Today I would like to show you a tool I’ve been working on and using for a long time, but have finally taken some time to polishing enough to make it more widely used.
The Elm Packages Website is very good for API documentation, but doesn’t provide other forms of documentation. One kind, namely didactical examples, are often needed by some packages. For example graphics packages often work a bit like this:
Or in other words many packages work by giving you the pieces, but it’s up to you to assemble something useful out of them. Authors of these packages typically solve this problem by providing a directory of example programs, so you can learn some common patterns and see how the pieces fit together in something that is a bit realistic, but avoids much of the incidental complexity of a real app (so something like a step 1.5 in the above meme). However, a directory in GitHub makes it a bit hard to see the output of the examples without running them. Also as the number of examples grow, it can become hard to identify quickly which examples may be relevant to ones use case.
Elm-visualization has been tackling these problems for a few years now. The tool I’ve been using for this is called elm-example-publisher.
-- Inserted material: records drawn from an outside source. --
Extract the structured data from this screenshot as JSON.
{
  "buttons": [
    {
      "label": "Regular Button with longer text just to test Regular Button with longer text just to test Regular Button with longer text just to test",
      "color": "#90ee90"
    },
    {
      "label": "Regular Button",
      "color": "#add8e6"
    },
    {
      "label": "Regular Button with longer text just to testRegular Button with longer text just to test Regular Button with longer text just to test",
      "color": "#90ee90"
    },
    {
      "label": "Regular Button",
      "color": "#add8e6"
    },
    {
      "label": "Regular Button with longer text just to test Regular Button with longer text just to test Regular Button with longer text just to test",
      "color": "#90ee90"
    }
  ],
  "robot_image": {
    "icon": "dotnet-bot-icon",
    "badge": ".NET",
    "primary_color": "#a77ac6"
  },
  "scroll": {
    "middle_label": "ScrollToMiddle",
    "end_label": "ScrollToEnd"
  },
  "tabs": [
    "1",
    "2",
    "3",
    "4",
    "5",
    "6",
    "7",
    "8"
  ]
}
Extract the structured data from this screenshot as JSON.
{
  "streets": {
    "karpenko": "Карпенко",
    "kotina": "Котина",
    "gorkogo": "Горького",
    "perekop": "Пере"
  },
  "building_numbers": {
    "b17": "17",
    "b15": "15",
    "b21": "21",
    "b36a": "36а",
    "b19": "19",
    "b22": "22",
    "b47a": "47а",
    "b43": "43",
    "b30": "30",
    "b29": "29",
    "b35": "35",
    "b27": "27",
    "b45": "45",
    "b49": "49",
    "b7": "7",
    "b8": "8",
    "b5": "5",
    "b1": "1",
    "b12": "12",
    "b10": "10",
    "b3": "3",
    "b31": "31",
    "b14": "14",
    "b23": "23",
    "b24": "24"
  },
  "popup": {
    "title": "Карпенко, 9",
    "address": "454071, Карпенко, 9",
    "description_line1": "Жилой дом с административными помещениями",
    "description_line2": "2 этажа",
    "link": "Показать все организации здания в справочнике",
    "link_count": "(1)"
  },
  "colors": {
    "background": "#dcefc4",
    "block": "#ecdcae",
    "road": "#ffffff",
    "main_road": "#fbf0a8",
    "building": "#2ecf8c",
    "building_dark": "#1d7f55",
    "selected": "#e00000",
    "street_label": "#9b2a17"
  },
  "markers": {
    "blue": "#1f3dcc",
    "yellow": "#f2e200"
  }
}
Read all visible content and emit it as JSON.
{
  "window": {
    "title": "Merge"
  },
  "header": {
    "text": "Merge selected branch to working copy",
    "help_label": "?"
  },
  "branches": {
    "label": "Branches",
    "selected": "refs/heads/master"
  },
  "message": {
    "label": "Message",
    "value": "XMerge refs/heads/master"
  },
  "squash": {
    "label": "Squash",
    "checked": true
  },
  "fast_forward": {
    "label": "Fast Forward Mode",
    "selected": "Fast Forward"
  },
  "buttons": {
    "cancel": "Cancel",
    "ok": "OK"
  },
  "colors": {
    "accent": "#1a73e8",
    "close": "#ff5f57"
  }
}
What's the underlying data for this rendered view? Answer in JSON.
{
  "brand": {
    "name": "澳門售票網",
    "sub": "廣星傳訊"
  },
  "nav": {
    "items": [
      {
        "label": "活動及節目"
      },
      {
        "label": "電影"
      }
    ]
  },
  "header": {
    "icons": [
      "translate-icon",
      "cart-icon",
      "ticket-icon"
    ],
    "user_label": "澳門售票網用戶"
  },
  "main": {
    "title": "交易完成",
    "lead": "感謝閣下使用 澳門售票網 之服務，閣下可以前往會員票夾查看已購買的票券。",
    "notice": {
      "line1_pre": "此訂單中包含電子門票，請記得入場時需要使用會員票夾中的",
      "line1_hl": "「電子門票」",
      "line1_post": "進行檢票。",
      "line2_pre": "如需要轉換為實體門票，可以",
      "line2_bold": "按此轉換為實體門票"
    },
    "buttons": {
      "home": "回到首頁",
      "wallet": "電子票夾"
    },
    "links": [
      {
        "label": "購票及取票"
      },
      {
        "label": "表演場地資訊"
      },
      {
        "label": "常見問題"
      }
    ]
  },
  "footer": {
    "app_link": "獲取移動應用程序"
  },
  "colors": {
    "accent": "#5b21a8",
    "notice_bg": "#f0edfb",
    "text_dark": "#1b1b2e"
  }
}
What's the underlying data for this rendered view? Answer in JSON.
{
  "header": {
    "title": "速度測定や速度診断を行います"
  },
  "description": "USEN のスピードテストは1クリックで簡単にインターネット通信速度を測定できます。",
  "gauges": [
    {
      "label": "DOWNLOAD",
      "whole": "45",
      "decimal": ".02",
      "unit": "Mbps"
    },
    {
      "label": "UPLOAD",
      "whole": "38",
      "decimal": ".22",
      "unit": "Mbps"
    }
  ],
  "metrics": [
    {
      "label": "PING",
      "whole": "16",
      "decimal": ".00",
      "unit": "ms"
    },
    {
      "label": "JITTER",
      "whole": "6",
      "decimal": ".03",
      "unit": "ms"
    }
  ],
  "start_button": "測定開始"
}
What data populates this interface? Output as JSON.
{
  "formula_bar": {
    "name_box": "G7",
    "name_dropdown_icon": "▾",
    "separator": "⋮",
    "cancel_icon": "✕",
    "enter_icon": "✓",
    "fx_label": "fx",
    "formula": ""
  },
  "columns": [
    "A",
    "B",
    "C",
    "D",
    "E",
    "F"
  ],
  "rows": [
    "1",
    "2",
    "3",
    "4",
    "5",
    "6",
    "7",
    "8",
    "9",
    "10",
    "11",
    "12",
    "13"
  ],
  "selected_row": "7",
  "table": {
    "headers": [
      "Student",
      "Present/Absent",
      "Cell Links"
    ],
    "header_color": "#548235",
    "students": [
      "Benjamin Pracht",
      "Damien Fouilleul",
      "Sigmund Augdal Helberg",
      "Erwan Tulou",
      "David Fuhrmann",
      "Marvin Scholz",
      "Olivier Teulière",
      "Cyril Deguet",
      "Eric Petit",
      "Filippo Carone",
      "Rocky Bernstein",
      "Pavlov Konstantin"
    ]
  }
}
It takes a directory of sample programs and turns it into an attractive website.
This website is written in Elm and can have some interesting features:
- Examples run on the page as well as showing their source.
- The index shows each example with a screenshot, allowing a user to visually identify examples that seem relevant.
- Examples have an Edit on Ellie link to quickly play with the examples (in the demo website some of these are slightly broken, but that is due to not being built from a release tag)
There are some interesting technical features as well:
- The website is completely static (and apart from the examples themselves) runs even without JS
- It works great with Netlify for building and hosting in the Cloud
- The build system is flexible enough to support other documentations styles like categories, tags, or even non-visual examples
If this sounds interesting, please check out the README and give the tool a shot.